By Salome Modebadze
Wednesday, August 18
On August 17 Dmanisi Museum of History and Architecture presented sculls of the earliest humanoids, animals and stone tools dating back 1.8 million years. “The recent archaeological discoveries on Georgian territory have changed scientists' positive conclusions about the first settlement of humanoids from Africa, and the date of the colonisation of Eurasia has been pulled back hundreds of thousands of years,” Davit Lortkipanidze, General Director of the Georgian National Museum told the public.

Scientists from various countries are involved in the Dmanisi archaeological survey. Many students have come to the region to join the work. Pointing out that they have never before worked on such interesting discoveries, all the foreign students claim they will, with great pleasure, return to Georgia to continue working on the site.

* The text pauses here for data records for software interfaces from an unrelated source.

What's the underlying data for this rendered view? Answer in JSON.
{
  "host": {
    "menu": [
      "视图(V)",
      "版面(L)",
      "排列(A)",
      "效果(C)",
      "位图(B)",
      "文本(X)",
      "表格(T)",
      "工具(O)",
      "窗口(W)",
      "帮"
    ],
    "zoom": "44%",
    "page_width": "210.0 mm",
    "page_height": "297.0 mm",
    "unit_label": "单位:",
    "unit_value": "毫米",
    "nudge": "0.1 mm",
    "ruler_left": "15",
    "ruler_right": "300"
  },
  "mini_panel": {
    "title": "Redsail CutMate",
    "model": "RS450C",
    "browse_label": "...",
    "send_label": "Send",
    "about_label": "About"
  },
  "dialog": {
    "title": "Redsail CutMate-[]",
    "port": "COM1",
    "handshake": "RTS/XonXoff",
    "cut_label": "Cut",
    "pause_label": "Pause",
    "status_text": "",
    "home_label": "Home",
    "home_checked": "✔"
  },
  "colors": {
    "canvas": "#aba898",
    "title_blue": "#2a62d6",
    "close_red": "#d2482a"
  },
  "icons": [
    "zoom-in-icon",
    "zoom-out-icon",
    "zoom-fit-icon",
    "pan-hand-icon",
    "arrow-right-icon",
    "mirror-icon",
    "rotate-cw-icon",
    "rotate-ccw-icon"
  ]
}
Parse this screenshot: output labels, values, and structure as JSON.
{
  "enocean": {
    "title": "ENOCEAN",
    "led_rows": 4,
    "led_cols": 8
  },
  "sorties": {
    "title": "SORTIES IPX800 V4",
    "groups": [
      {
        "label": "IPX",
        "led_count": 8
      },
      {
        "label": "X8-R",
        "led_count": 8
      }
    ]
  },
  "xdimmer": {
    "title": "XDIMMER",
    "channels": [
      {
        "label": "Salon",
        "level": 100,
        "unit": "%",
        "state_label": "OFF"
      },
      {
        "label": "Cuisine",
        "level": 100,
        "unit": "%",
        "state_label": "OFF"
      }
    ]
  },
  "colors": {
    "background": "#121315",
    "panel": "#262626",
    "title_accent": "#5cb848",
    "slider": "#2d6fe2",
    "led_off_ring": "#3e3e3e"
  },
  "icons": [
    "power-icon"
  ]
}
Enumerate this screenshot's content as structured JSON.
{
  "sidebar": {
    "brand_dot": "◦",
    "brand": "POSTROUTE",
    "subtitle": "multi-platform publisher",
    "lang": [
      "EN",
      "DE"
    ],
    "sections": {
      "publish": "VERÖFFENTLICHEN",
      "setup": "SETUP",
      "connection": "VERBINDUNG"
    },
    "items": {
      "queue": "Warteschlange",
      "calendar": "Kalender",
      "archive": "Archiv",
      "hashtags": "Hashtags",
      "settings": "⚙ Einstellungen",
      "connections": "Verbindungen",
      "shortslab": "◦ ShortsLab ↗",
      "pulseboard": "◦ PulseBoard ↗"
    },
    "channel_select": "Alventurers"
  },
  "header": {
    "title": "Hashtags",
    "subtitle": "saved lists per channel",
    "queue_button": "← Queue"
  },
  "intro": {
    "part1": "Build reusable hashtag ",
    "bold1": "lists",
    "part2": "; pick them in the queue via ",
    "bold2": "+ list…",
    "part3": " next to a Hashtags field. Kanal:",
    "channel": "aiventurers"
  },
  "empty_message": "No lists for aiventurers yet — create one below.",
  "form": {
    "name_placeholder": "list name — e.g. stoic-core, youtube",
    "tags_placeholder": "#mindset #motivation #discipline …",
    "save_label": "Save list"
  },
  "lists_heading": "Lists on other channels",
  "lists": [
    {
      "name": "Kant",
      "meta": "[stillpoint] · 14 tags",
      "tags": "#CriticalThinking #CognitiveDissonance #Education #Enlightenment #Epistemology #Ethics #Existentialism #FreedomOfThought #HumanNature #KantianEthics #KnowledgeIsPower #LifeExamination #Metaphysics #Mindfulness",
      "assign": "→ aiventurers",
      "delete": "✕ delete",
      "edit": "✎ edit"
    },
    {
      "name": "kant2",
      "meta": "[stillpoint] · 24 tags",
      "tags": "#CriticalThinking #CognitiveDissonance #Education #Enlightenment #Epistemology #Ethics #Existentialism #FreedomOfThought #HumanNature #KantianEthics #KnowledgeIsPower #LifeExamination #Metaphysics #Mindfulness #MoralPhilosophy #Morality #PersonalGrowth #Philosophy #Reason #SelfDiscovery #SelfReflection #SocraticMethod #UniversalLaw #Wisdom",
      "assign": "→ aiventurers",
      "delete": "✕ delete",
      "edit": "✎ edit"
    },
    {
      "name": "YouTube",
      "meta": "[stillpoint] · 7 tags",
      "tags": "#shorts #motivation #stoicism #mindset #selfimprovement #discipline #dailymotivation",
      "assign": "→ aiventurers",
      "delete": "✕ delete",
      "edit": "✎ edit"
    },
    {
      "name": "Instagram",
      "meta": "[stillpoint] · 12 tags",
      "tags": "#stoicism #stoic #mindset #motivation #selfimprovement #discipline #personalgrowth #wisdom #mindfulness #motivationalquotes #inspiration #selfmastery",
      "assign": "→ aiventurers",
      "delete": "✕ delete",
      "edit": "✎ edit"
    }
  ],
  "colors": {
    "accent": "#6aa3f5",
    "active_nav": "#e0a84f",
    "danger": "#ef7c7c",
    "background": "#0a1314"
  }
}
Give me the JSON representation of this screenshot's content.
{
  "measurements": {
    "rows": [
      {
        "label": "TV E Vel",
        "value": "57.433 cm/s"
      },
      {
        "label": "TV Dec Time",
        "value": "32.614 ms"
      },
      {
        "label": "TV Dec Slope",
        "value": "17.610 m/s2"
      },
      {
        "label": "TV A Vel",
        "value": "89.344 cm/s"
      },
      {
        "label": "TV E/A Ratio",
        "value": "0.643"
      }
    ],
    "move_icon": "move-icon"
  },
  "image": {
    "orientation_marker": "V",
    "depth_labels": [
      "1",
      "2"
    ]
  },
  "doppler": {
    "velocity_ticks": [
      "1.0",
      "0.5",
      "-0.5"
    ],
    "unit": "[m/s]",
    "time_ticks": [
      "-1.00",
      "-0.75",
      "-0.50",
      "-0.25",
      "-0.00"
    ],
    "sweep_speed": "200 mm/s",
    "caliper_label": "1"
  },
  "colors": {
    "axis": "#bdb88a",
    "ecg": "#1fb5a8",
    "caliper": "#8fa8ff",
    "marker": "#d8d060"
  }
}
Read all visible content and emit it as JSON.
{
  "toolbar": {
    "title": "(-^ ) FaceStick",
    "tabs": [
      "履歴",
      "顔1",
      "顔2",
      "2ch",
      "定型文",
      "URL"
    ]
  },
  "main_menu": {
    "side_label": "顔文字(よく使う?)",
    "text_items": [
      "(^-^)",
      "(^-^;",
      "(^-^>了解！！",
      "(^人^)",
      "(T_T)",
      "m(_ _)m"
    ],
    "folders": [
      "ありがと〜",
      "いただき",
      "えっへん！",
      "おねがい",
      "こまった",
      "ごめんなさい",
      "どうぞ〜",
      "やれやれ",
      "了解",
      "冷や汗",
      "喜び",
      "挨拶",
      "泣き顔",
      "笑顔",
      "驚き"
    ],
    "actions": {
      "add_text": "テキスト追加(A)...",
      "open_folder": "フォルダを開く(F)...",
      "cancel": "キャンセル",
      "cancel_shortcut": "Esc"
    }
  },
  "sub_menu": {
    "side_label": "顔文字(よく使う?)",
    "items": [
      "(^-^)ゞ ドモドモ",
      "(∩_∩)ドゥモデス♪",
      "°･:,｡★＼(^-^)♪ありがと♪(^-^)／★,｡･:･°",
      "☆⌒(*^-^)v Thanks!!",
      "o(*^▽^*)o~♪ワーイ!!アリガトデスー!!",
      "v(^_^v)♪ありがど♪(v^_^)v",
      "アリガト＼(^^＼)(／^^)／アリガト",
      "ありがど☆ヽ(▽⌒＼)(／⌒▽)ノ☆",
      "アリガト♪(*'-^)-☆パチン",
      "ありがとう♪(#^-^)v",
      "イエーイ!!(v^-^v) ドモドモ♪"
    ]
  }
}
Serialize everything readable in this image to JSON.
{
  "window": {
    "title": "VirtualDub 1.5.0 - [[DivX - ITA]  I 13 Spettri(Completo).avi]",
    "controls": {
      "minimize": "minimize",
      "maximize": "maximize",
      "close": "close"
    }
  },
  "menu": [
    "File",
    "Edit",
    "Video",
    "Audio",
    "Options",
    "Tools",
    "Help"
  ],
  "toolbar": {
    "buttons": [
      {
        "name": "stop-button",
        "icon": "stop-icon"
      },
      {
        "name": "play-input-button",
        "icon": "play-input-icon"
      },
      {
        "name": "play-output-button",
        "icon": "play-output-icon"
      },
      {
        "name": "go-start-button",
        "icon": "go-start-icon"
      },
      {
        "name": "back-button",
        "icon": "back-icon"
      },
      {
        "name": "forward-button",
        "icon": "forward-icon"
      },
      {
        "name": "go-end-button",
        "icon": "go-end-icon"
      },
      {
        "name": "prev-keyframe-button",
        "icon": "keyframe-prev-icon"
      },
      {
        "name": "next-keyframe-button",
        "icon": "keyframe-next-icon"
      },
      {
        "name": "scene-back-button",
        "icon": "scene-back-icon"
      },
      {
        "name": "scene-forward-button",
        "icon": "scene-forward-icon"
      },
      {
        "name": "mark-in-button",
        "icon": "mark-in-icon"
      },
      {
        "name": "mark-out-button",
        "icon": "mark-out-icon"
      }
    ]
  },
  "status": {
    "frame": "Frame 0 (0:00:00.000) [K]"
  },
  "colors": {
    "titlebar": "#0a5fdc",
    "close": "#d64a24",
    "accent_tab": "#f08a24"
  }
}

The Dmanisi field school was granted official status this year and its participants take course credits from American universities. The archaeological digs in Dmanisi are sponsored by the Shota Rustaveli Scientific Foundation and the National Scientific Foundation of the United States. The new discoveries of Dmanisi archaeologists will now be sent to Tbilisi where all the exhibits will be processed for further conservation. The scientists claim that the Dmanisi discoveries, which have already received an international response, will make western Europeans rewrite their history taking into account the facts revealed on Georgian soil.